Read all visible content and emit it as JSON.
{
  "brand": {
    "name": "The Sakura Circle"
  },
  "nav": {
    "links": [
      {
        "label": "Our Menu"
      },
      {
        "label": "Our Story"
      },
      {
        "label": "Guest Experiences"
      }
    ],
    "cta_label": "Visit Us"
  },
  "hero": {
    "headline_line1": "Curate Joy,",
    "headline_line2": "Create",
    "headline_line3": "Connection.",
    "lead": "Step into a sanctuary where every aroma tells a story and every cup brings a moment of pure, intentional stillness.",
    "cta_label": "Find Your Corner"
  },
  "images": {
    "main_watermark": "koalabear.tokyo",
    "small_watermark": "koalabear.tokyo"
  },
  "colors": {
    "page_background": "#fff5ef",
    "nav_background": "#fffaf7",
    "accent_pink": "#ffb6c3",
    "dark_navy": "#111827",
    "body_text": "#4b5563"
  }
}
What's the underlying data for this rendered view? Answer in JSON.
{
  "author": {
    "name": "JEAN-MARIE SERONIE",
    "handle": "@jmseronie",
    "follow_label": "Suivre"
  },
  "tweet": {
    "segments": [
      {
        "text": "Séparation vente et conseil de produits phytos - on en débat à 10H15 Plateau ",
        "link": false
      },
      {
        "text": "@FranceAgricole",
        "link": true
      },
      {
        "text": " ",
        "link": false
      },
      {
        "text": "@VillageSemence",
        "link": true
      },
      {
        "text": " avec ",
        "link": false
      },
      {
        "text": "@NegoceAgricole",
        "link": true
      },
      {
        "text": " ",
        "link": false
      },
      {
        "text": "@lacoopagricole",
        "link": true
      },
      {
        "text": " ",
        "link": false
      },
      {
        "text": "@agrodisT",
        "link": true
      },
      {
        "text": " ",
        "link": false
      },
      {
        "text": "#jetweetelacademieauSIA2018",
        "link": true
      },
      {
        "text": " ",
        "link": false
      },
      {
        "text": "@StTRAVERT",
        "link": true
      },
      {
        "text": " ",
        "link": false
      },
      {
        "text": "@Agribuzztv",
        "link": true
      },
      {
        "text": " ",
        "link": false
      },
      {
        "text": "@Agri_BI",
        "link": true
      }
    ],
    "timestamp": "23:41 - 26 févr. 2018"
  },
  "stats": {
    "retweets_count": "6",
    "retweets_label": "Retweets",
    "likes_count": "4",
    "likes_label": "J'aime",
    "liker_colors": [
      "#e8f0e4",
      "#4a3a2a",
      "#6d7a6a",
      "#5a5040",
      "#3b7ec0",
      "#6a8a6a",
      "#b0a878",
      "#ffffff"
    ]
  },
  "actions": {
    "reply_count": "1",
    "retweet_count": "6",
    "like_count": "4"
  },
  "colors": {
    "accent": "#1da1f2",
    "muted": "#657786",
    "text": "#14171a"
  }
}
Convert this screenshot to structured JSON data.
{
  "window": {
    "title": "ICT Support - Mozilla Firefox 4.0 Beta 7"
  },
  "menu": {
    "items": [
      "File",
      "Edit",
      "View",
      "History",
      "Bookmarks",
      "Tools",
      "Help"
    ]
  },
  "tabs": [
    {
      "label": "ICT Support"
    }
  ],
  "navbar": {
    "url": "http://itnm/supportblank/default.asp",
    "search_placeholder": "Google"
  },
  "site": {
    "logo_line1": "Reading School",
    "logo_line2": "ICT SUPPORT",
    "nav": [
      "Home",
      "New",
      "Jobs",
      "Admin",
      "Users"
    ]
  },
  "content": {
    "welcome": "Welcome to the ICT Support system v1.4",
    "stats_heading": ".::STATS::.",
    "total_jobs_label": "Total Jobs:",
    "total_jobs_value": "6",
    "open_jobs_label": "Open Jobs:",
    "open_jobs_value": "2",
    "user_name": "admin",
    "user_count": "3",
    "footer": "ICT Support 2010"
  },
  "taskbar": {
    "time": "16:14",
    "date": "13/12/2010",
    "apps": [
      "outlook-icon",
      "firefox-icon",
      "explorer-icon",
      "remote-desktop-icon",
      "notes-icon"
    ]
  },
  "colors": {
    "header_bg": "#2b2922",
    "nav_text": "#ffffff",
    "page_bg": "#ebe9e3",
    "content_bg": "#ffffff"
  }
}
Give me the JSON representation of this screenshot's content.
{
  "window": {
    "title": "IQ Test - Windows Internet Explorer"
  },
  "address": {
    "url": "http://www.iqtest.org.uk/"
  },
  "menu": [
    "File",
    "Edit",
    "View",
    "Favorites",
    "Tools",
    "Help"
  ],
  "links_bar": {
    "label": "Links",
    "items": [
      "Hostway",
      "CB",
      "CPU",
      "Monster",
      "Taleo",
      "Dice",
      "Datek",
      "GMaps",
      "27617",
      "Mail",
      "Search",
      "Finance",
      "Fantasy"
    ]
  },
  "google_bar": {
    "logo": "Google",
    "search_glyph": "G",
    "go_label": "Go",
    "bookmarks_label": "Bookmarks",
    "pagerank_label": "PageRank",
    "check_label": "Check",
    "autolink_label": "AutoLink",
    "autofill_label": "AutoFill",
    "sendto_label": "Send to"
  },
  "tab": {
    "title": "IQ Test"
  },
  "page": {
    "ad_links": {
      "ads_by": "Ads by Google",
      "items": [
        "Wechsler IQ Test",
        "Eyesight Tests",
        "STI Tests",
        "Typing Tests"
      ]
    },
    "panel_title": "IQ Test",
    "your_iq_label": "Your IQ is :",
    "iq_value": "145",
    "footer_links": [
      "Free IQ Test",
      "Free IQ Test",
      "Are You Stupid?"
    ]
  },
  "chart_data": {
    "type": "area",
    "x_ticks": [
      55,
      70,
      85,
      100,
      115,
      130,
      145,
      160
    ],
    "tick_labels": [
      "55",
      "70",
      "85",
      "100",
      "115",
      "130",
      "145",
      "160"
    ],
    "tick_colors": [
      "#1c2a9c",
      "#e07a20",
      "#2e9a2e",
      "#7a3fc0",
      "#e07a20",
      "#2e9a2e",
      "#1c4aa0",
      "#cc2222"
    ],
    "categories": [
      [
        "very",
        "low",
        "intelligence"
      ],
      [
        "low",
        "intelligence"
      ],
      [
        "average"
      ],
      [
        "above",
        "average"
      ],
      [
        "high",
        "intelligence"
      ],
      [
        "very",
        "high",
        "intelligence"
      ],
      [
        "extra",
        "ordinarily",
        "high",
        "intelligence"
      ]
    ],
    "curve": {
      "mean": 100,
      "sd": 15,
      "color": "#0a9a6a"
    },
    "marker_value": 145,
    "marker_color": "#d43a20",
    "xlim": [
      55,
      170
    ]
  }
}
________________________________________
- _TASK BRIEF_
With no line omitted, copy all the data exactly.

- _RESULT OF THIS EXERCISE_
Read all visible content and emit it as JSON.
{
  "brand": {
    "name": "The Sakura Circle"
  },
  "nav": {
    "links": [
      {
        "label": "Our Menu"
      },
      {
        "label": "Our Story"
      },
      {
        "label": "Guest Experiences"
      }
    ],
    "cta_label": "Visit Us"
  },
  "hero": {
    "headline_line1": "Curate Joy,",
    "headline_line2": "Create",
    "headline_line3": "Connection.",
    "lead": "Step into a sanctuary where every aroma tells a story and every cup brings a moment of pure, intentional stillness.",
    "cta_label": "Find Your Corner"
  },
  "images": {
    "main_watermark": "koalabear.tokyo",
    "small_watermark": "koalabear.tokyo"
  },
  "colors": {
    "page_background": "#fff5ef",
    "nav_background": "#fffaf7",
    "accent_pink": "#ffb6c3",
    "dark_navy": "#111827",
    "body_text": "#4b5563"
  }
}
What's the underlying data for this rendered view? Answer in JSON.
{
  "author": {
    "name": "JEAN-MARIE SERONIE",
    "handle": "@jmseronie",
    "follow_label": "Suivre"
  },
  "tweet": {
    "segments": [
      {
        "text": "Séparation vente et conseil de produits phytos - on en débat à 10H15 Plateau ",
        "link": false
      },
      {
        "text": "@FranceAgricole",
        "link": true
      },
      {
        "text": " ",
        "link": false
      },
      {
        "text": "@VillageSemence",
        "link": true
      },
      {
        "text": " avec ",
        "link": false
      },
      {
        "text": "@NegoceAgricole",
        "link": true
      },
      {
        "text": " ",
        "link": false
      },
      {
        "text": "@lacoopagricole",
        "link": true
      },
      {
        "text": " ",
        "link": false
      },
      {
        "text": "@agrodisT",
        "link": true
      },
      {
        "text": " ",
        "link": false
      },
      {
        "text": "#jetweetelacademieauSIA2018",
        "link": true
      },
      {
        "text": " ",
        "link": false
      },
      {
        "text": "@StTRAVERT",
        "link": true
      },
      {
        "text": " ",
        "link": false
      },
      {
        "text": "@Agribuzztv",
        "link": true
      },
      {
        "text": " ",
        "link": false
      },
      {
        "text": "@Agri_BI",
        "link": true
      }
    ],
    "timestamp": "23:41 - 26 févr. 2018"
  },
  "stats": {
    "retweets_count": "6",
    "retweets_label": "Retweets",
    "likes_count": "4",
    "likes_label": "J'aime",
    "liker_colors": [
      "#e8f0e4",
      "#4a3a2a",
      "#6d7a6a",
      "#5a5040",
      "#3b7ec0",
      "#6a8a6a",
      "#b0a878",
      "#ffffff"
    ]
  },
  "actions": {
    "reply_count": "1",
    "retweet_count": "6",
    "like_count": "4"
  },
  "colors": {
    "accent": "#1da1f2",
    "muted": "#657786",
    "text": "#14171a"
  }
}
Convert this screenshot to structured JSON data.
{
  "window": {
    "title": "ICT Support - Mozilla Firefox 4.0 Beta 7"
  },
  "menu": {
    "items": [
      "File",
      "Edit",
      "View",
      "History",
      "Bookmarks",
      "Tools",
      "Help"
    ]
  },
  "tabs": [
    {
      "label": "ICT Support"
    }
  ],
  "navbar": {
    "url": "http://itnm/supportblank/default.asp",
    "search_placeholder": "Google"
  },
  "site": {
    "logo_line1": "Reading School",
    "logo_line2": "ICT SUPPORT",
    "nav": [
      "Home",
      "New",
      "Jobs",
      "Admin",
      "Users"
    ]
  },
  "content": {
    "welcome": "Welcome to the ICT Support system v1.4",
    "stats_heading": ".::STATS::.",
    "total_jobs_label": "Total Jobs:",
    "total_jobs_value": "6",
    "open_jobs_label": "Open Jobs:",
    "open_jobs_value": "2",
    "user_name": "admin",
    "user_count": "3",
    "footer": "ICT Support 2010"
  },
  "taskbar": {
    "time": "16:14",
    "date": "13/12/2010",
    "apps": [
      "outlook-icon",
      "firefox-icon",
      "explorer-icon",
      "remote-desktop-icon",
      "notes-icon"
    ]
  },
  "colors": {
    "header_bg": "#2b2922",
    "nav_text": "#ffffff",
    "page_bg": "#ebe9e3",
    "content_bg": "#ffffff"
  }
}
Give me the JSON representation of this screenshot's content.
{
  "window": {
    "title": "IQ Test - Windows Internet Explorer"
  },
  "address": {
    "url": "http://www.iqtest.org.uk/"
  },
  "menu": [
    "File",
    "Edit",
    "View",
    "Favorites",
    "Tools",
    "Help"
  ],
  "links_bar": {
    "label": "Links",
    "items": [
      "Hostway",
      "CB",
      "CPU",
      "Monster",
      "Taleo",
      "Dice",
      "Datek",
      "GMaps",
      "27617",
      "Mail",
      "Search",
      "Finance",
      "Fantasy"
    ]
  },
  "google_bar": {
    "logo": "Google",
    "search_glyph": "G",
    "go_label": "Go",
    "bookmarks_label": "Bookmarks",
    "pagerank_label": "PageRank",
    "check_label": "Check",
    "autolink_label": "AutoLink",
    "autofill_label": "AutoFill",
    "sendto_label": "Send to"
  },
  "tab": {
    "title": "IQ Test"
  },
  "page": {
    "ad_links": {
      "ads_by": "Ads by Google",
      "items": [
        "Wechsler IQ Test",
        "Eyesight Tests",
        "STI Tests",
        "Typing Tests"
      ]
    },
    "panel_title": "IQ Test",
    "your_iq_label": "Your IQ is :",
    "iq_value": "145",
    "footer_links": [
      "Free IQ Test",
      "Free IQ Test",
      "Are You Stupid?"
    ]
  },
  "chart_data": {
    "type": "area",
    "x_ticks": [
      55,
      70,
      85,
      100,
      115,
      130,
      145,
      160
    ],
    "tick_labels": [
      "55",
      "70",
      "85",
      "100",
      "115",
      "130",
      "145",
      "160"
    ],
    "tick_colors": [
      "#1c2a9c",
      "#e07a20",
      "#2e9a2e",
      "#7a3fc0",
      "#e07a20",
      "#2e9a2e",
      "#1c4aa0",
      "#cc2222"
    ],
    "categories": [
      [
        "very",
        "low",
        "intelligence"
      ],
      [
        "low",
        "intelligence"
      ],
      [
        "average"
      ],
      [
        "above",
        "average"
      ],
      [
        "high",
        "intelligence"
      ],
      [
        "very",
        "high",
        "intelligence"
      ],
      [
        "extra",
        "ordinarily",
        "high",
        "intelligence"
      ]
    ],
    "curve": {
      "mean": 100,
      "sd": 15,
      "color": "#0a9a6a"
    },
    "marker_value": 145,
    "marker_color": "#d43a20",
    "xlim": [
      55,
      170
    ]
  }
}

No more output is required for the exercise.